Aging pet cats develop neuropathology similar to human Alzheimer’s disease
Aging pet cats can spontaneously develop Ab deposition and tauopathy (including neurofibrillary tangle formation) with neuronal loss in a similar distribution and with similar characteristics to Alzheimer’s disease (AD) in humans. These three major pathologies that characterize AD rarely occur spontaneously in other nonhuman animals. In addition, cats develop cognitive impairment with increasing age, and some studies show an association with neuronal lesions. These features suggest that the aging pet cat may be a more reliable spontaneously occurring model to investigate pathogenesis of, and therapeutic interventions for, AD compared to other domestic animals such as pet dogs. This review describes the unique translational potential of the domestic cat as a natural model of AD, with reference to other animal models of AD.

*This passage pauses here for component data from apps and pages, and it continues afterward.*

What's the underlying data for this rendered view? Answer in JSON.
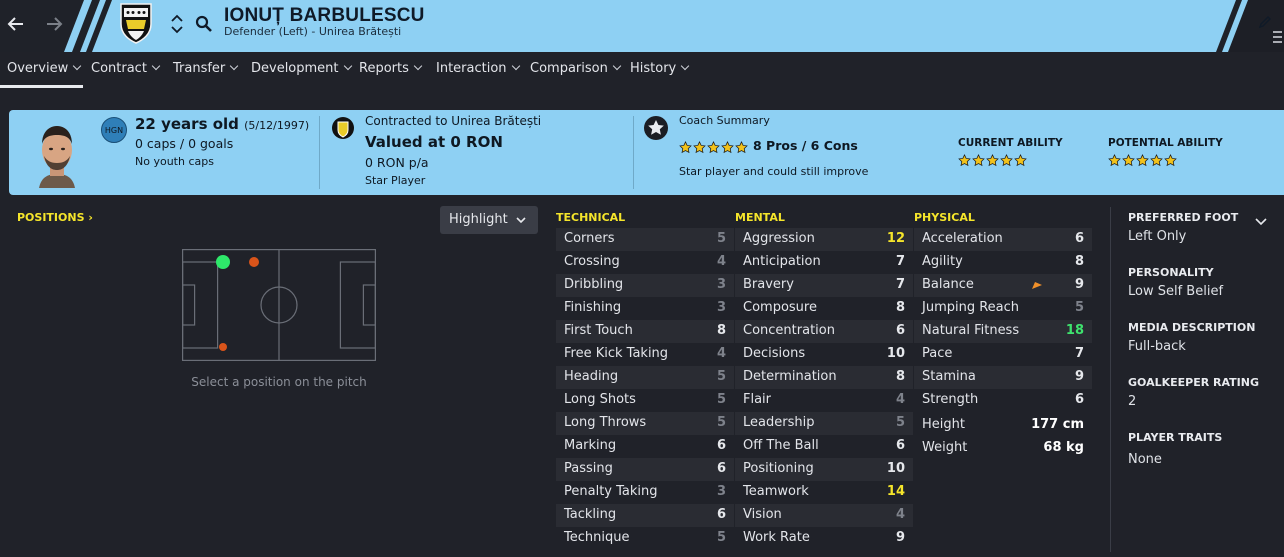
{
  "player": {
    "name": "IONUȚ BARBULESCU",
    "subtitle": "Defender (Left) - Unirea Brătești",
    "nationality_code": "HGN"
  },
  "tabs": [
    {
      "label": "Overview"
    },
    {
      "label": "Contract"
    },
    {
      "label": "Transfer"
    },
    {
      "label": "Development"
    },
    {
      "label": "Reports"
    },
    {
      "label": "Interaction"
    },
    {
      "label": "Comparison"
    },
    {
      "label": "History"
    }
  ],
  "summary": {
    "age": "22 years old",
    "dob": "(5/12/1997)",
    "caps": "0 caps / 0 goals",
    "youth_caps": "No youth caps",
    "contract": "Contracted to Unirea Brătești",
    "value": "Valued at 0 RON",
    "wage": "0 RON p/a",
    "status": "Star Player",
    "coach_title": "Coach Summary",
    "pros_cons": "8 Pros / 6 Cons",
    "coach_note": "Star player and could still improve",
    "coach_stars": 5,
    "current_ability_label": "CURRENT ABILITY",
    "current_ability_stars": 5,
    "potential_ability_label": "POTENTIAL ABILITY",
    "potential_ability_stars": 5
  },
  "positions": {
    "title": "POSITIONS",
    "highlight_label": "Highlight",
    "hint": "Select a position on the pitch",
    "markers": [
      {
        "role": "natural",
        "color": "#2ee86a"
      },
      {
        "role": "unconvincing",
        "color": "#d9541a"
      },
      {
        "role": "unconvincing",
        "color": "#d9541a"
      }
    ]
  },
  "technical": {
    "title": "TECHNICAL",
    "attrs": [
      {
        "label": "Corners",
        "value": "5",
        "tone": "dim"
      },
      {
        "label": "Crossing",
        "value": "4",
        "tone": "dim"
      },
      {
        "label": "Dribbling",
        "value": "3",
        "tone": "dim"
      },
      {
        "label": "Finishing",
        "value": "3",
        "tone": "dim"
      },
      {
        "label": "First Touch",
        "value": "8",
        "tone": ""
      },
      {
        "label": "Free Kick Taking",
        "value": "4",
        "tone": "dim"
      },
      {
        "label": "Heading",
        "value": "5",
        "tone": "dim"
      },
      {
        "label": "Long Shots",
        "value": "5",
        "tone": "dim"
      },
      {
        "label": "Long Throws",
        "value": "5",
        "tone": "dim"
      },
      {
        "label": "Marking",
        "value": "6",
        "tone": ""
      },
      {
        "label": "Passing",
        "value": "6",
        "tone": ""
      },
      {
        "label": "Penalty Taking",
        "value": "3",
        "tone": "dim"
      },
      {
        "label": "Tackling",
        "value": "6",
        "tone": ""
      },
      {
        "label": "Technique",
        "value": "5",
        "tone": "dim"
      }
    ]
  },
  "mental": {
    "title": "MENTAL",
    "attrs": [
      {
        "label": "Aggression",
        "value": "12",
        "tone": "hi"
      },
      {
        "label": "Anticipation",
        "value": "7",
        "tone": ""
      },
      {
        "label": "Bravery",
        "value": "7",
        "tone": ""
      },
      {
        "label": "Composure",
        "value": "8",
        "tone": ""
      },
      {
        "label": "Concentration",
        "value": "6",
        "tone": ""
      },
      {
        "label": "Decisions",
        "value": "10",
        "tone": ""
      },
      {
        "label": "Determination",
        "value": "8",
        "tone": ""
      },
      {
        "label": "Flair",
        "value": "4",
        "tone": "dim"
      },
      {
        "label": "Leadership",
        "value": "5",
        "tone": "dim"
      },
      {
        "label": "Off The Ball",
        "value": "6",
        "tone": ""
      },
      {
        "label": "Positioning",
        "value": "10",
        "tone": ""
      },
      {
        "label": "Teamwork",
        "value": "14",
        "tone": "hi"
      },
      {
        "label": "Vision",
        "value": "4",
        "tone": "dim"
      },
      {
        "label": "Work Rate",
        "value": "9",
        "tone": ""
      }
    ]
  },
  "physical": {
    "title": "PHYSICAL",
    "attrs": [
      {
        "label": "Acceleration",
        "value": "6",
        "tone": ""
      },
      {
        "label": "Agility",
        "value": "8",
        "tone": ""
      },
      {
        "label": "Balance",
        "value": "9",
        "tone": ""
      },
      {
        "label": "Jumping Reach",
        "value": "5",
        "tone": "dim"
      },
      {
        "label": "Natural Fitness",
        "value": "18",
        "tone": "top"
      },
      {
        "label": "Pace",
        "value": "7",
        "tone": ""
      },
      {
        "label": "Stamina",
        "value": "9",
        "tone": ""
      },
      {
        "label": "Strength",
        "value": "6",
        "tone": ""
      }
    ],
    "height_label": "Height",
    "height_value": "177 cm",
    "weight_label": "Weight",
    "weight_value": "68 kg"
  },
  "side": {
    "foot_label": "PREFERRED FOOT",
    "foot_value": "Left Only",
    "personality_label": "PERSONALITY",
    "personality_value": "Low Self Belief",
    "media_label": "MEDIA DESCRIPTION",
    "media_value": "Full-back",
    "gk_label": "GOALKEEPER RATING",
    "gk_value": "2",
    "traits_label": "PLAYER TRAITS",
    "traits_value": "None"
  },
  "colors": {
    "header_blue": "#8ed0f3",
    "attr_yellow": "#f5e52b",
    "attr_green": "#3ee36e",
    "star_gold": "#f2c21b"
  }
}
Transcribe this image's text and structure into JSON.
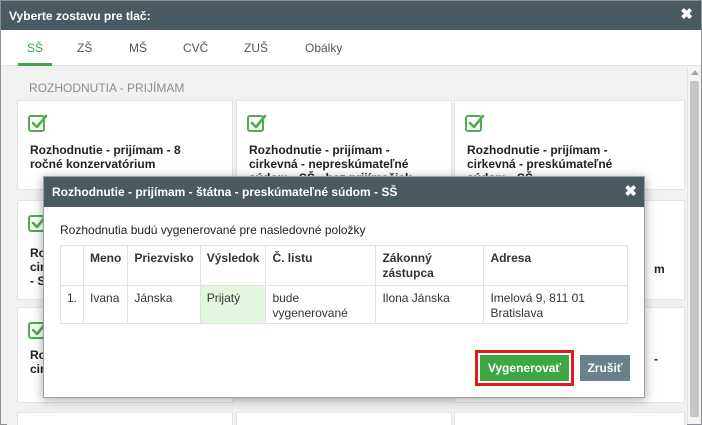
{
  "window": {
    "title": "Vyberte zostavu pre tlač:",
    "close_icon": "close-icon"
  },
  "tabs": [
    {
      "label": "SŠ",
      "active": true
    },
    {
      "label": "ZŠ",
      "active": false
    },
    {
      "label": "MŠ",
      "active": false
    },
    {
      "label": "CVČ",
      "active": false
    },
    {
      "label": "ZUŠ",
      "active": false
    },
    {
      "label": "Obálky",
      "active": false
    }
  ],
  "section": {
    "title": "ROZHODNUTIA - PRIJÍMAM"
  },
  "cards": {
    "c1": "Rozhodnutie - prijímam - 8 ročné konzervatórium",
    "c2": "Rozhodnutie - prijímam - cirkevná - nepreskúmateľné súdom - SŠ - bez prijímačiek",
    "c3": "Rozhodnutie - prijímam - cirkevná - preskúmateľné súdom - SŠ",
    "left_partial_r2": "Ro\ncir\n- S",
    "left_partial_r3": "Ro\ncir",
    "right_partial_r2": "m",
    "right_partial_r3": "-"
  },
  "accent": {
    "green": "#3ea64a",
    "header": "#4a5a62",
    "danger_outline": "#e01b1b"
  },
  "modal": {
    "title": "Rozhodnutie - prijímam - štátna - preskúmateľné súdom - SŠ",
    "description": "Rozhodnutia budú vygenerované pre nasledovné položky",
    "columns": [
      "",
      "Meno",
      "Priezvisko",
      "Výsledok",
      "Č. listu",
      "Zákonný zástupca",
      "Adresa"
    ],
    "rows": [
      {
        "index": "1.",
        "meno": "Ivana",
        "priezvisko": "Jánska",
        "vysledok": "Prijatý",
        "cislo_listu": "bude vygenerované",
        "zastupca": "Ilona Jánska",
        "adresa": "Imelová 9, 811 01 Bratislava"
      }
    ],
    "generate_label": "Vygenerovať",
    "cancel_label": "Zrušiť"
  }
}
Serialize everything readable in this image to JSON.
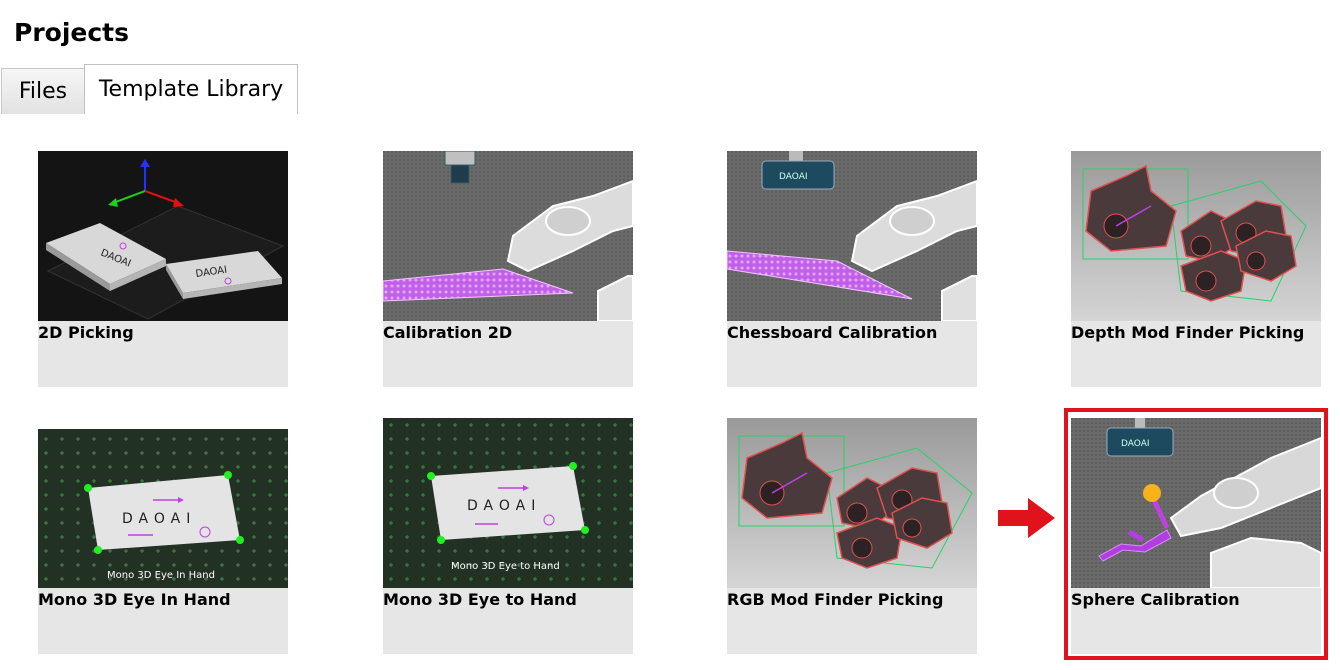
{
  "page": {
    "title": "Projects"
  },
  "tabs": [
    {
      "label": "Files"
    },
    {
      "label": "Template Library",
      "selected": true
    }
  ],
  "templates": [
    {
      "label": "2D Picking"
    },
    {
      "label": "Calibration 2D"
    },
    {
      "label": "Chessboard Calibration"
    },
    {
      "label": "Depth Mod Finder Picking"
    },
    {
      "label": "Mono 3D Eye In Hand",
      "caption": "Mono 3D Eye In Hand"
    },
    {
      "label": "Mono 3D Eye to Hand",
      "caption": "Mono 3D Eye to Hand"
    },
    {
      "label": "RGB Mod Finder Picking"
    },
    {
      "label": "Sphere Calibration",
      "highlighted": true
    }
  ],
  "brand": {
    "logo_text": "DAOAI"
  },
  "colors": {
    "highlight": "#e0121b",
    "accent_magenta": "#c040e0",
    "marker_green": "#22dd22"
  }
}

Keywords: Alzheimer’s disease, pet cats, feline neuropathology, aging, feline cognitive dysfunction syndrome